The proprietor was a character; a character in a country which knew a wealth of ‘characters’.
‘Sorry about the entrance, we had a boom gate there you know, but some drunk smashed into it one night, it was an Aussie of course.’
She had it in for Aussies. She was an Aussie herself but she had remarkably little sympathy for her compatriots.
‘Lazy and stupid. They can’t say anything without swearing and the women are worse than the men. They drink and take drugs. They’re a waste of space.’
And so on. No, she didn’t think much of Australians.
She much preferred Asians.
‘Hard working, polite, clean …yes, and they speak English too!’
Asians. She couldn’t praise them up enough.
In the poverty caravan parks, most of the residents were Australians; often, entire families living in one caravan.
This poverty caravan park was different.
Half of the residents were elderly Australians and the other half were young Asians who worked on the farms and orchards in the area.
‘The employers around here don’t want Australians, not if they can get Asians. Can you blame them? ‘
Long before I stopped in Rushworth, I had noticed the appearance of increasing numbers of Asian workers on the land.
The first time I noticed the change was on a bike ride in 2007 through the Barossa Valley in South Australia – a well- known wine region. I had to do a double take when one day, I saw a long row of conical hats in between the vines. It reminded me of travelling in the rural areas of south-east Asia, only there I had seen the conical hats in rice paddies.
When I was at high school and later, at university, I went fruit picking during the vacations to earn a bit of extra money. I had met other students, but also the itinerants who spent their lives moving from one area of Australia to the other, picking fruit or pruning trees and vines. Those people were Caucasian Australians and I cannot remember any of them being lazy or ill behaved; fact was, fruit picking was damn hard work. During my second year at university I got a part-time job as a cleaner – and it was luxury in comparison to fruit picking.
By 2017, there wasn’t a Caucasian to be seen picking grapes – or, for that matter, other kinds of fruit and, olives.
It was part and parcel of the world we were living in.

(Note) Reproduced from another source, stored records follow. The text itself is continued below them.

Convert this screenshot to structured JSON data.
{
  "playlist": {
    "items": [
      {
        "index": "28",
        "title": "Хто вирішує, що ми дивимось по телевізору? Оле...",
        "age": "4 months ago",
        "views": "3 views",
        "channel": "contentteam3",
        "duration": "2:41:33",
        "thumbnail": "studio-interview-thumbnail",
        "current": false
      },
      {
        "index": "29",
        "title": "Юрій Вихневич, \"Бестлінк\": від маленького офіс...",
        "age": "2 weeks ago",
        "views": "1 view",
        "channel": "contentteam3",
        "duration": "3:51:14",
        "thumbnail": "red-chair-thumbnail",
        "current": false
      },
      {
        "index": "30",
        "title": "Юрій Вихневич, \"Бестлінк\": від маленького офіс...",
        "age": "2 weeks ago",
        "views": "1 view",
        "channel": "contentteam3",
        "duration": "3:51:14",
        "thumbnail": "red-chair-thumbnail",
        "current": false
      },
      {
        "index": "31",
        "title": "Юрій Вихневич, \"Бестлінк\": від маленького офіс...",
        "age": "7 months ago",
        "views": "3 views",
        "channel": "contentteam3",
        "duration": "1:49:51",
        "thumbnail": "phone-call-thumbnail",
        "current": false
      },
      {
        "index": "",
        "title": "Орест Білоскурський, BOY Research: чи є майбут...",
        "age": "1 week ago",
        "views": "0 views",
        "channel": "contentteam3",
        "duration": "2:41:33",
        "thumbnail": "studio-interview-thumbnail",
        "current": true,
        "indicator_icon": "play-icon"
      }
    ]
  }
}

I had seen the same demographic developments unfolding in The Netherlands. Eastern Europeans – Poles, Bulgarians and Romanians – had taken over most of the menial, unskilled work, and like in Australia, they were overwhelmingly dominant in agriculture – with the main difference being that in The Netherlands, ‘agriculture’ meant: glass houses or, rather, glass factories. In immense glassed-in areas stretching for hectares, the air and water controlled by computers, vegetables, fruit and flowers were grown on a massive scale. There were roads inside these glass factories plied by electric vehicles and people on bikes. Circuits built into the glass provided solar energy. The glass factories made a substantial contribution to ensuring that The Netherlands was the second biggest exporter of food in the world after the U.S. But the entire industry was totally dependent on non-Dutch workers. Attempts for example to force Dutch citizens living on unemployment benefits to work in the glass factories had led nowhere; the employers didn’t want them.
The Eastern Europeans were far more motivated and worked harder.
The Dutch it seemed, were as lazy as the Australians.
But I made no mention of this to the camp proprietor as she led us to our van.
She was convinced that the Australians were uniquely lazy.
She was all in favour of what she called ‘The Asians’ and it didn’t take long before I found out why.
The Park Land on a typical cold winter morning
The other side of the caravan not quite so impressive…
Nearby historic Rushworth, a former gold mining town now a popular tourist attraction.
Next: The Park Land Part 2